Rory Sutherland discusses this in one of his latest blog posts here. He talks about his frustration with the shallow nature of our models of human behaviour and the need for the use of anthropologists over the likes of trend-spotters. He thinks it is vital we welcome such behavioural theories as if we carry on speaking in “Marketingese – a language unintelligle to outsiders” then communicating ideas to audiences won’t work. This is because:
“we spend almost all out time attempting to change behaviour through overt persuasion – while paying no attention to influencing the other, barely conscious ways in which people behave.”
Thaler and Sustein explore the less obvious ways in which we can influence human behaviour through little nudges and influences to improve people’s lives and address many of society’s major problems. They look into the way we operate and the irrational decisions we often make. They also talk about how we often follow the crowd – which reminded me of Earl’s work in Herd and how such analysis can be used to improve living standards.
I am only half way through this book and would recommend you read it. I am thinking of doing a book review section on my blog in order to keep track of the ideas I have been reading about. I think it could come in handy. Someone tweeted last week that books were merely ‘padding’ and that the main ideas of a book could probably be put into no more two or three blog posts. Although this could be the case, I think reading a book can be of more value than reading ideas solely from blog posts.
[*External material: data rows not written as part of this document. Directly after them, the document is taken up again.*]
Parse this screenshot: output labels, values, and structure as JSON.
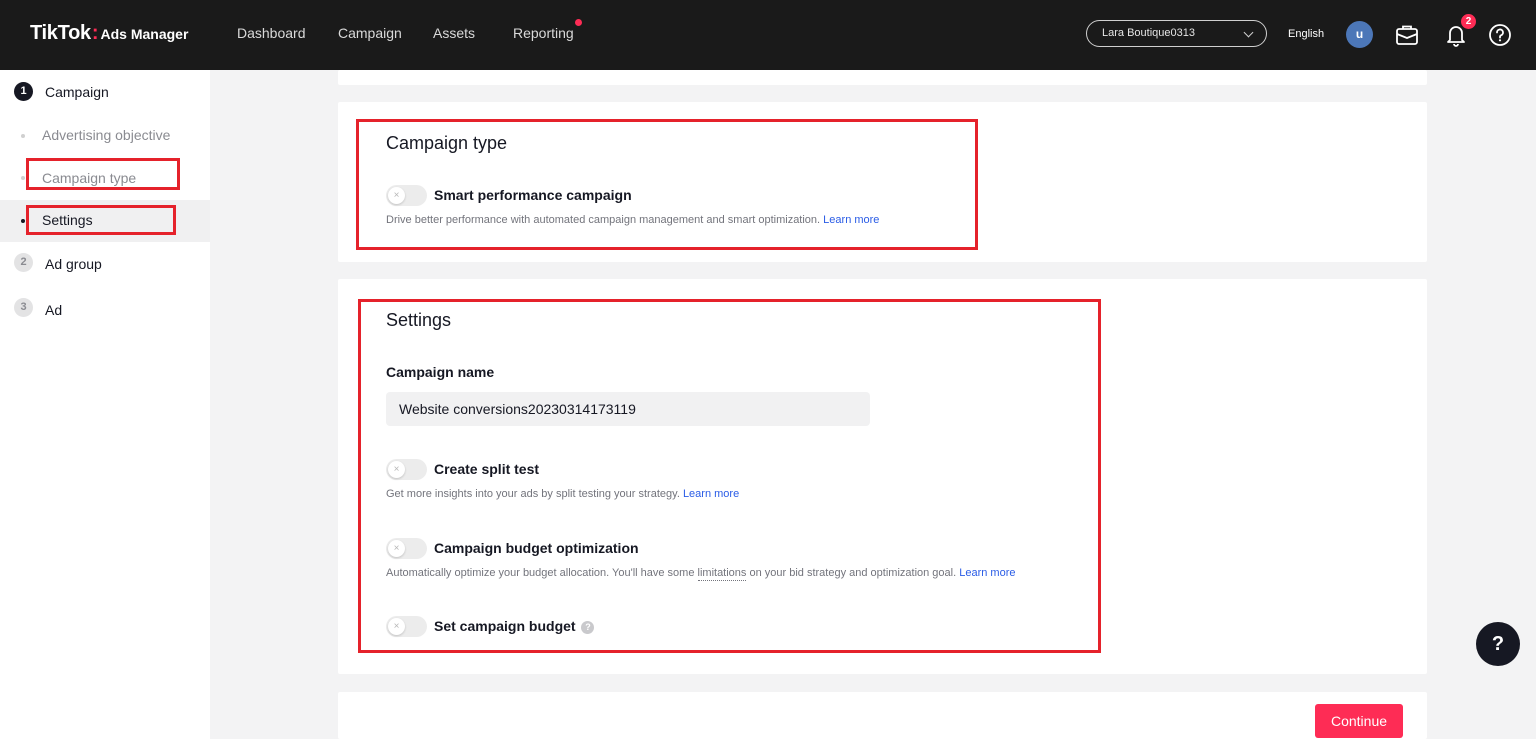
{
  "header": {
    "logo_main": "TikTok",
    "logo_sep": ":",
    "logo_sub": "Ads Manager",
    "nav": [
      "Dashboard",
      "Campaign",
      "Assets",
      "Reporting"
    ],
    "account_name": "Lara Boutique0313",
    "language": "English",
    "avatar_initial": "u",
    "notification_count": "2"
  },
  "sidebar": {
    "steps": [
      {
        "num": "1",
        "label": "Campaign"
      },
      {
        "num": "2",
        "label": "Ad group"
      },
      {
        "num": "3",
        "label": "Ad"
      }
    ],
    "substeps": [
      "Advertising objective",
      "Campaign type",
      "Settings"
    ]
  },
  "campaign_type": {
    "title": "Campaign type",
    "smart_label": "Smart performance campaign",
    "smart_desc": "Drive better performance with automated campaign management and smart optimization.",
    "learn_more": "Learn more"
  },
  "settings": {
    "title": "Settings",
    "campaign_name_label": "Campaign name",
    "campaign_name_value": "Website conversions20230314173119",
    "split_label": "Create split test",
    "split_desc": "Get more insights into your ads by split testing your strategy.",
    "cbo_label": "Campaign budget optimization",
    "cbo_desc_pre": "Automatically optimize your budget allocation. You'll have some",
    "cbo_desc_link": "limitations",
    "cbo_desc_post": "on your bid strategy and optimization goal.",
    "budget_label": "Set campaign budget",
    "learn_more": "Learn more",
    "toggle_off_glyph": "×"
  },
  "footer": {
    "continue_label": "Continue",
    "help_glyph": "?",
    "tooltip_glyph": "?"
  },
  "colors": {
    "accent": "#fe2c55",
    "highlight": "#e5222b",
    "link": "#2a5ce6"
  }
}
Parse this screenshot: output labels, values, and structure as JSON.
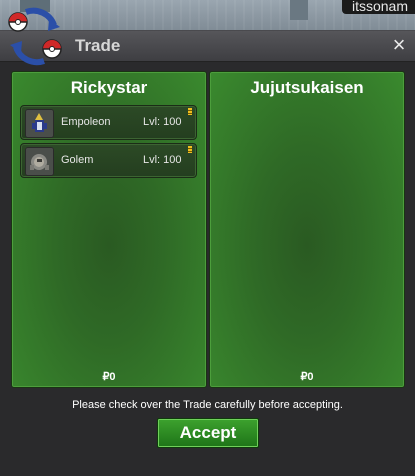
{
  "game": {
    "player_tag": "itssonam"
  },
  "trade_window": {
    "title": "Trade",
    "close_label": "×",
    "left": {
      "player": "Rickystar",
      "money": "₽0",
      "pokemon": [
        {
          "name": "Empoleon",
          "level": "Lvl: 100"
        },
        {
          "name": "Golem",
          "level": "Lvl: 100"
        }
      ]
    },
    "right": {
      "player": "Jujutsukaisen",
      "money": "₽0",
      "pokemon": []
    },
    "notice": "Please check over the Trade carefully before accepting.",
    "accept_label": "Accept"
  },
  "colors": {
    "panel_green": "#2f6a26",
    "accept_green": "#2a8c22",
    "titlebar": "#48484c"
  }
}
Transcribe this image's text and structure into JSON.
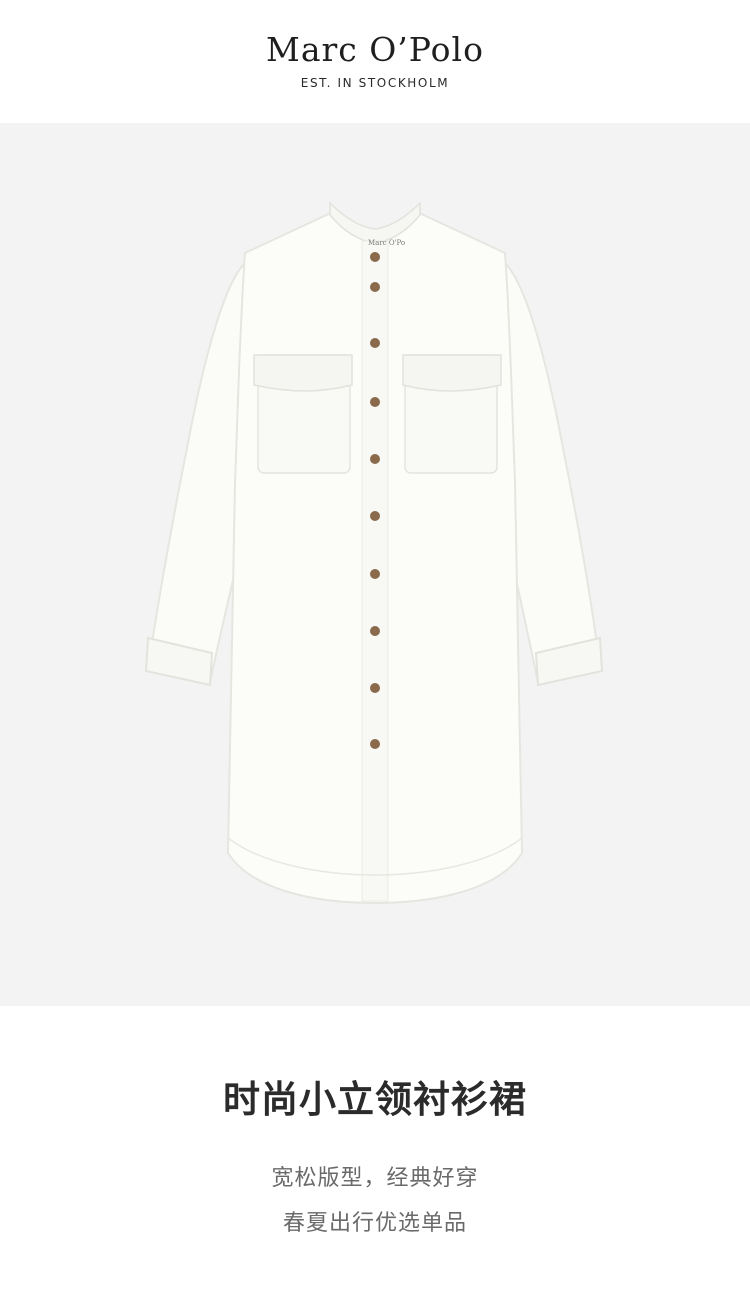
{
  "brand": {
    "name": "Marc O’Polo",
    "tagline": "EST. IN STOCKHOLM"
  },
  "product": {
    "image_subject": "white stand-collar long shirt dress with chest flap pockets and tortoiseshell buttons",
    "title": "时尚小立领衬衫裙",
    "description_lines": [
      "宽松版型，经典好穿",
      "春夏出行优选单品"
    ]
  },
  "colors": {
    "background": "#ffffff",
    "image_background": "#f3f3f3",
    "garment": "#fafaf7",
    "button": "#8a6a4a",
    "title_text": "#2b2b2b",
    "desc_text": "#6a6a6a"
  }
}
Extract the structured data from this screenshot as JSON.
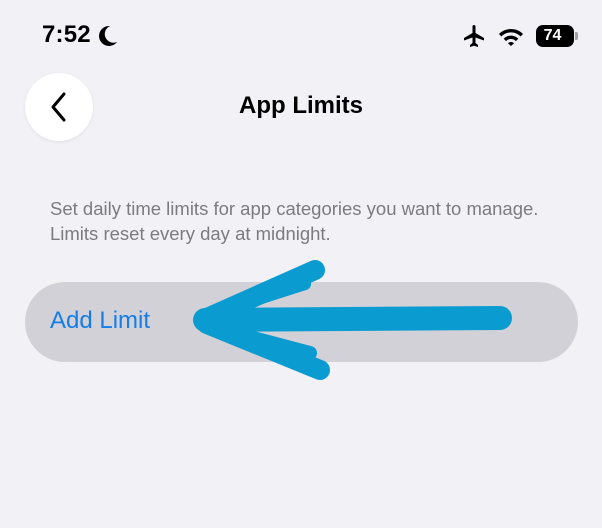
{
  "status_bar": {
    "time": "7:52",
    "focus_icon": "moon-icon",
    "airplane_icon": "airplane-icon",
    "wifi_icon": "wifi-icon",
    "battery_level": "74"
  },
  "nav": {
    "back_icon": "chevron-left-icon",
    "title": "App Limits"
  },
  "main": {
    "description": "Set daily time limits for app categories you want to manage. Limits reset every day at midnight.",
    "add_limit_label": "Add Limit"
  },
  "colors": {
    "background": "#f2f1f6",
    "accent": "#147ee8",
    "row_highlight": "#d2d1d7",
    "annotation": "#0a9bd0"
  }
}
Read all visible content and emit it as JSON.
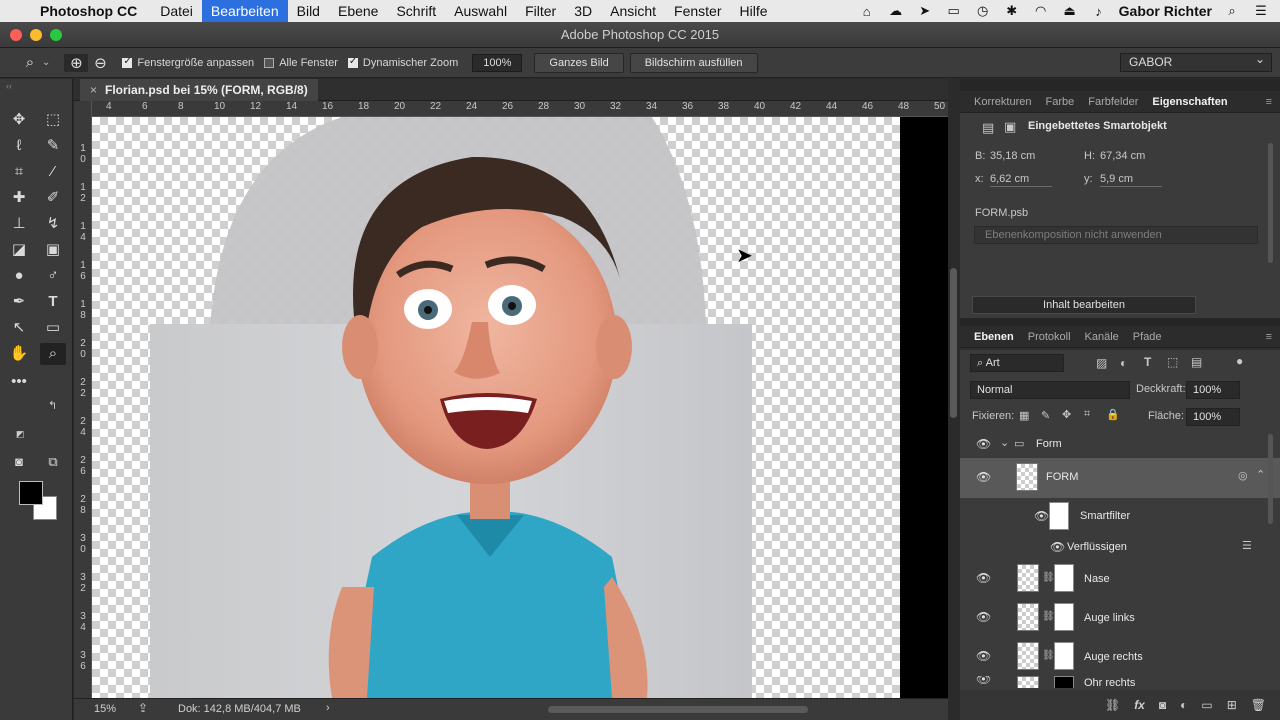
{
  "menubar": {
    "apple": "",
    "app": "Photoshop CC",
    "items": [
      "Datei",
      "Bearbeiten",
      "Bild",
      "Ebene",
      "Schrift",
      "Auswahl",
      "Filter",
      "3D",
      "Ansicht",
      "Fenster",
      "Hilfe"
    ],
    "active_index": 1,
    "user": "Gabor Richter"
  },
  "window": {
    "title": "Adobe Photoshop CC 2015"
  },
  "options": {
    "fit_window": "Fenstergröße anpassen",
    "all_windows": "Alle Fenster",
    "scrubby_zoom": "Dynamischer Zoom",
    "zoom_value": "100%",
    "fit_screen": "Ganzes Bild",
    "fill_screen": "Bildschirm ausfüllen",
    "workspace": "GABOR"
  },
  "document": {
    "tab_title": "Florian.psd bei 15% (FORM, RGB/8)",
    "close": "×",
    "ruler_top": [
      "4",
      "6",
      "8",
      "10",
      "12",
      "14",
      "16",
      "18",
      "20",
      "22",
      "24",
      "26",
      "28",
      "30",
      "32",
      "34",
      "36",
      "38",
      "40",
      "42",
      "44",
      "46",
      "48",
      "50"
    ],
    "ruler_left": [
      "1\n0",
      "1\n2",
      "1\n4",
      "1\n6",
      "1\n8",
      "2\n0",
      "2\n2",
      "2\n4",
      "2\n6",
      "2\n8",
      "3\n0",
      "3\n2",
      "3\n4",
      "3\n6"
    ]
  },
  "status": {
    "zoom": "15%",
    "doc_size": "Dok: 142,8 MB/404,7 MB",
    "arrow": "›"
  },
  "properties": {
    "tabs": [
      "Korrekturen",
      "Farbe",
      "Farbfelder",
      "Eigenschaften"
    ],
    "active_tab": 3,
    "type": "Eingebettetes Smartobjekt",
    "w_label": "B:",
    "w_value": "35,18 cm",
    "h_label": "H:",
    "h_value": "67,34 cm",
    "x_label": "x:",
    "x_value": "6,62 cm",
    "y_label": "y:",
    "y_value": "5,9 cm",
    "file": "FORM.psb",
    "comp_placeholder": "Ebenenkomposition nicht anwenden",
    "edit_contents": "Inhalt bearbeiten"
  },
  "layers": {
    "tabs": [
      "Ebenen",
      "Protokoll",
      "Kanäle",
      "Pfade"
    ],
    "active_tab": 0,
    "filter_kind": "Art",
    "blend_mode": "Normal",
    "opacity_label": "Deckkraft:",
    "opacity_value": "100%",
    "lock_label": "Fixieren:",
    "fill_label": "Fläche:",
    "fill_value": "100%",
    "group_name": "Form",
    "selected_layer": "FORM",
    "smartfilter": "Smartfilter",
    "liquify": "Verflüssigen",
    "rows": [
      "Nase",
      "Auge links",
      "Auge rechts",
      "Ohr rechts"
    ]
  }
}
There is something about holding a book and turning its pages too…